If you're old enough to remember the '60s and '70s, you have some memory of car clocks that actually worked. Seems they worked when these vintage cars were new, but as the years passed, the ticking stopped, and so did the hands. We learned quickly not to depend on these seemingly archaic timepieces.
Why did vintage-car clocks quit, and what can we do to get them ticking again? Vintage tickers from the good old days weren't actually "electric" clocks at all. In most Fords, they were electro-mechanical wind-up clocks with electric solenoid rewind. If you remember their operation, car clocks ticked just like the Big Ben on your nightstand. They ticked away, punctuated by the occasional "click" that most of us never paid attention to. We noticed this mostly while sitting in the car back in the '60s, waiting for the parents to finish a shopping trip. Along with the din of traffic, slamming car doors, spinning starters, and your burping kid brother in the back seat was the sound of a ticking clock, punctuated by the occasional "click." It was subtle, yet certain.

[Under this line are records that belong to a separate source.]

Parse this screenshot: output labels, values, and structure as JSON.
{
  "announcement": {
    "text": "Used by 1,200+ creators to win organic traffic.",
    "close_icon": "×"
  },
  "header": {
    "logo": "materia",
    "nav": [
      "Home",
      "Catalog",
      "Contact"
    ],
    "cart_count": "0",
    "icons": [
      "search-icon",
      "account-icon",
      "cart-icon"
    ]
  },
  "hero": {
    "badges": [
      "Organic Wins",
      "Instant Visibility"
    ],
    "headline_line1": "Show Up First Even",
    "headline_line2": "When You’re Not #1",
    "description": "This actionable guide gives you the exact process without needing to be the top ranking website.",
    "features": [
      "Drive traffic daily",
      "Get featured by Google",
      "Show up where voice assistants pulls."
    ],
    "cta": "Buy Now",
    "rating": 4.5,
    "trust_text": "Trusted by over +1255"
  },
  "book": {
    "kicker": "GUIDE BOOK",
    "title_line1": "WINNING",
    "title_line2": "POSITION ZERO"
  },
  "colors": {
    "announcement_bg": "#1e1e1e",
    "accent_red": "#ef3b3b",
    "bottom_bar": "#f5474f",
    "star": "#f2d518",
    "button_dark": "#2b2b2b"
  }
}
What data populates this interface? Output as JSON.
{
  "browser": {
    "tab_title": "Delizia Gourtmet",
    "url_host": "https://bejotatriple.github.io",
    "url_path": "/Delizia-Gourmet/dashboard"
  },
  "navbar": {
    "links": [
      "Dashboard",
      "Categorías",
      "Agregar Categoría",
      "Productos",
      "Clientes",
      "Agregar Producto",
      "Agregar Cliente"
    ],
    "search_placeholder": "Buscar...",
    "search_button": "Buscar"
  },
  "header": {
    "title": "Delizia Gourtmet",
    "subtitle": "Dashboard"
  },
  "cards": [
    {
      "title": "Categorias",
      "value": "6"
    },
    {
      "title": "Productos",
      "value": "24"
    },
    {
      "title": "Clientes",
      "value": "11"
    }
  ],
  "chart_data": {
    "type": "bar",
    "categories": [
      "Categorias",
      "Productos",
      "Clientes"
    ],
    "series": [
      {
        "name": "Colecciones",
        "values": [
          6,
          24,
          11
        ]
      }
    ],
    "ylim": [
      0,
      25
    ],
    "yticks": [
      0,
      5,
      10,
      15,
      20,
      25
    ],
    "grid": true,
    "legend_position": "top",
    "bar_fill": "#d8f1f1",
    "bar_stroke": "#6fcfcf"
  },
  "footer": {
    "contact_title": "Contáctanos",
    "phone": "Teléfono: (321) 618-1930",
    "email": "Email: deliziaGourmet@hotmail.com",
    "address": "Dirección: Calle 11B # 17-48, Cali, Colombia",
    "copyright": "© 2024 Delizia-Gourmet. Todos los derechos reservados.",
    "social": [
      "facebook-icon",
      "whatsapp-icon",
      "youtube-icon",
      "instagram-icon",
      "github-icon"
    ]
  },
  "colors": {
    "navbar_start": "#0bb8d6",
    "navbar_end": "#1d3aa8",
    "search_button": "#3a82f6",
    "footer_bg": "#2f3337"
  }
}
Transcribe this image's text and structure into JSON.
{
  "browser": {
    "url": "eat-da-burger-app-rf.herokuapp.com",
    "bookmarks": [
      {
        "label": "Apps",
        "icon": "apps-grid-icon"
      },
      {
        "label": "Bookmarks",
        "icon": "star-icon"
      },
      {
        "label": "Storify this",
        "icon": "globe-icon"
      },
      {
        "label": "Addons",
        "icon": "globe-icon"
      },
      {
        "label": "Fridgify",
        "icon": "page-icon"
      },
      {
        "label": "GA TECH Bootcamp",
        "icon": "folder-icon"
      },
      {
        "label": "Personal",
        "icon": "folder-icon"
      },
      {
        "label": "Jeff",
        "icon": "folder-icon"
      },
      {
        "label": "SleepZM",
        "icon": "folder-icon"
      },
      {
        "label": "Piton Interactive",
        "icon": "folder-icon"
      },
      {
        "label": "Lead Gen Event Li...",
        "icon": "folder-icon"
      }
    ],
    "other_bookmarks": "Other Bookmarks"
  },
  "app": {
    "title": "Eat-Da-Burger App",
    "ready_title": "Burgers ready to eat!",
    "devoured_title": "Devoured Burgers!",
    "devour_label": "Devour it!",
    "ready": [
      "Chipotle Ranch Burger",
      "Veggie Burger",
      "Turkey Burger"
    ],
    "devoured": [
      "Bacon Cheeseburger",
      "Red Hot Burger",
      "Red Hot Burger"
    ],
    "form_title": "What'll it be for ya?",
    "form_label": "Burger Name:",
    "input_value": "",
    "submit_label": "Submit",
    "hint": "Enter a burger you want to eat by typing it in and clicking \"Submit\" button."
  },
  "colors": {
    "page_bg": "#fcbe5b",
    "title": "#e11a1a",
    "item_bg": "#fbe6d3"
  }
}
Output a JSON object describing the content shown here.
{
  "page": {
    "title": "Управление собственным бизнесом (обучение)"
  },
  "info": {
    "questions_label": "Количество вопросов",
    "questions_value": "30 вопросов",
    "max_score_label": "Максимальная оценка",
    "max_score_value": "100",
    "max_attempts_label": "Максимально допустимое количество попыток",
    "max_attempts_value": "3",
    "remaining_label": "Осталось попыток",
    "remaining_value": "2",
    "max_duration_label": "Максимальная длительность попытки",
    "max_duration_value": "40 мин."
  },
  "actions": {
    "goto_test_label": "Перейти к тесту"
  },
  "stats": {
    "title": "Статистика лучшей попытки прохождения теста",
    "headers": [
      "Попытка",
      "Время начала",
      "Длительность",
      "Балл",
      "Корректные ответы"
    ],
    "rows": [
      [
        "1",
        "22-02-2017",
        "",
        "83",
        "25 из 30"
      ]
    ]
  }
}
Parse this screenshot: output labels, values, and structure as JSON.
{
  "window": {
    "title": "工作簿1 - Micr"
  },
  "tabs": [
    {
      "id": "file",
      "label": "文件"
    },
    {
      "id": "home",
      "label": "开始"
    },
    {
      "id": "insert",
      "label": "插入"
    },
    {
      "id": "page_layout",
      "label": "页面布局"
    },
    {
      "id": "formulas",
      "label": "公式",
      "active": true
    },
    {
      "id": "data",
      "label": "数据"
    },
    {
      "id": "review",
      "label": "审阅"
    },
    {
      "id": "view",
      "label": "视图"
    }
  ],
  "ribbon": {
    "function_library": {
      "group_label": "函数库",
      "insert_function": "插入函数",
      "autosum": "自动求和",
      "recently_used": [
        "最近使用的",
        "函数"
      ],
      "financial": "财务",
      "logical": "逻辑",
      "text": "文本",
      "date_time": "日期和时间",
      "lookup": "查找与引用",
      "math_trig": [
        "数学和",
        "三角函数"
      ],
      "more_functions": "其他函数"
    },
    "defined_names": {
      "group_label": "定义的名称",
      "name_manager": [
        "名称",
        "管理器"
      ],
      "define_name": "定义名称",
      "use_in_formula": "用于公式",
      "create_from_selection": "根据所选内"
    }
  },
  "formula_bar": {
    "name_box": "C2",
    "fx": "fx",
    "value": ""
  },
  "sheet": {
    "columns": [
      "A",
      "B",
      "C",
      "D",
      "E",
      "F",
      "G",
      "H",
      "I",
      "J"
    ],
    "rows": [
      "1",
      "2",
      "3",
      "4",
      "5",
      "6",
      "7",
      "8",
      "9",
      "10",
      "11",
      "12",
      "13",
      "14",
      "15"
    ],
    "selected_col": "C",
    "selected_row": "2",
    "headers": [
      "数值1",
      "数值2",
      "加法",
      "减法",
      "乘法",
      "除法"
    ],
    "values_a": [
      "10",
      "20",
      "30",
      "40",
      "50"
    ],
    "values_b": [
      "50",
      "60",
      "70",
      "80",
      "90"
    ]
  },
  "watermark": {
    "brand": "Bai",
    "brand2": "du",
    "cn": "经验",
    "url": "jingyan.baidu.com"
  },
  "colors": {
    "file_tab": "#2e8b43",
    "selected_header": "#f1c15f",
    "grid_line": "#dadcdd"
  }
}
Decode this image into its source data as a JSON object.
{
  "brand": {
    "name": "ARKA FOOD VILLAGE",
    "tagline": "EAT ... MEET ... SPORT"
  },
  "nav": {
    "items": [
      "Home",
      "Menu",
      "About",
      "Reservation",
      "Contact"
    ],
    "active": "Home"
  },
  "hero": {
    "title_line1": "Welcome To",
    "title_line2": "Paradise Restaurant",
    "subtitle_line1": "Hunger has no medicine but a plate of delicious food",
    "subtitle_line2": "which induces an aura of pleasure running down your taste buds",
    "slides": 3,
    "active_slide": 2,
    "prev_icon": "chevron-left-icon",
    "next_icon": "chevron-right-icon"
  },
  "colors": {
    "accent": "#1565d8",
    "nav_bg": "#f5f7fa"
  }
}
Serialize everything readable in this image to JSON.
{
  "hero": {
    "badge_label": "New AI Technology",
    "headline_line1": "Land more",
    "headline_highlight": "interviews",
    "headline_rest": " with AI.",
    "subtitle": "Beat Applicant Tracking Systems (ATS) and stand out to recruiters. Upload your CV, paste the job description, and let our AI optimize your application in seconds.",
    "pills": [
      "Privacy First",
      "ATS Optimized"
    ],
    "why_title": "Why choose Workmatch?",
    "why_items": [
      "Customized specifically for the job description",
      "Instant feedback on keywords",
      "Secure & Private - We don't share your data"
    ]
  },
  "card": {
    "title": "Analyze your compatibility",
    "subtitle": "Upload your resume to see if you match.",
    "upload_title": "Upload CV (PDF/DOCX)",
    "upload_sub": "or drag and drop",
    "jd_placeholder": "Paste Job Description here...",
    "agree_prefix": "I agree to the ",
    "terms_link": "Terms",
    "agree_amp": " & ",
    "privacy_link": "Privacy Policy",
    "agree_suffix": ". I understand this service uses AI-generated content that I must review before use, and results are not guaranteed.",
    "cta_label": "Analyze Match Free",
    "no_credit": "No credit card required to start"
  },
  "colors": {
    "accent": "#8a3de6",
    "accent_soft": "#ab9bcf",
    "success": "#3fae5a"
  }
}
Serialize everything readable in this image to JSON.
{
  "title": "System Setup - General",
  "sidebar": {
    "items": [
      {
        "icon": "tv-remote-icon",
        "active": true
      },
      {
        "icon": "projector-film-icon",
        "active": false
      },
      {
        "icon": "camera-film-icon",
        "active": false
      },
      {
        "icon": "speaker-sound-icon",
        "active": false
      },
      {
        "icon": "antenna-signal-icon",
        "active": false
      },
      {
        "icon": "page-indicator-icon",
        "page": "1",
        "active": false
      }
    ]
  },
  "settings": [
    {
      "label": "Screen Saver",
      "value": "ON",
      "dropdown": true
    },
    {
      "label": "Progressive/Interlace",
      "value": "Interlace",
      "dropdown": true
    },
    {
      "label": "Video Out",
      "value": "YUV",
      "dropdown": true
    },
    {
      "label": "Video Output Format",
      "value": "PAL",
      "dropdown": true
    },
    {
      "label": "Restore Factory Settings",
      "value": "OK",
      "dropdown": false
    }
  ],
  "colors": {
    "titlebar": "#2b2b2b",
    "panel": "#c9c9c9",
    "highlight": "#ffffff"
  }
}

However, if having a ticking clock without the occasional "click" doesn't matter to you, you may opt for a quartz clock movement from Mustangs Etc. The quartz movement uses very little power and is smooth, with no ticking or clicking. It is most certainly silent. When you've had enough maintenance required to achieve the occasional click, slip an affordable quartz movement into your vintage-car clock.
Garrett Marks of Mustangs Etc. shows us how to install a quartz movement in a '65-'66 Mustang Rally-Pac. Although the Rally-Pac differs from Mustang clocks that followed, the basic principles of the swap are the same.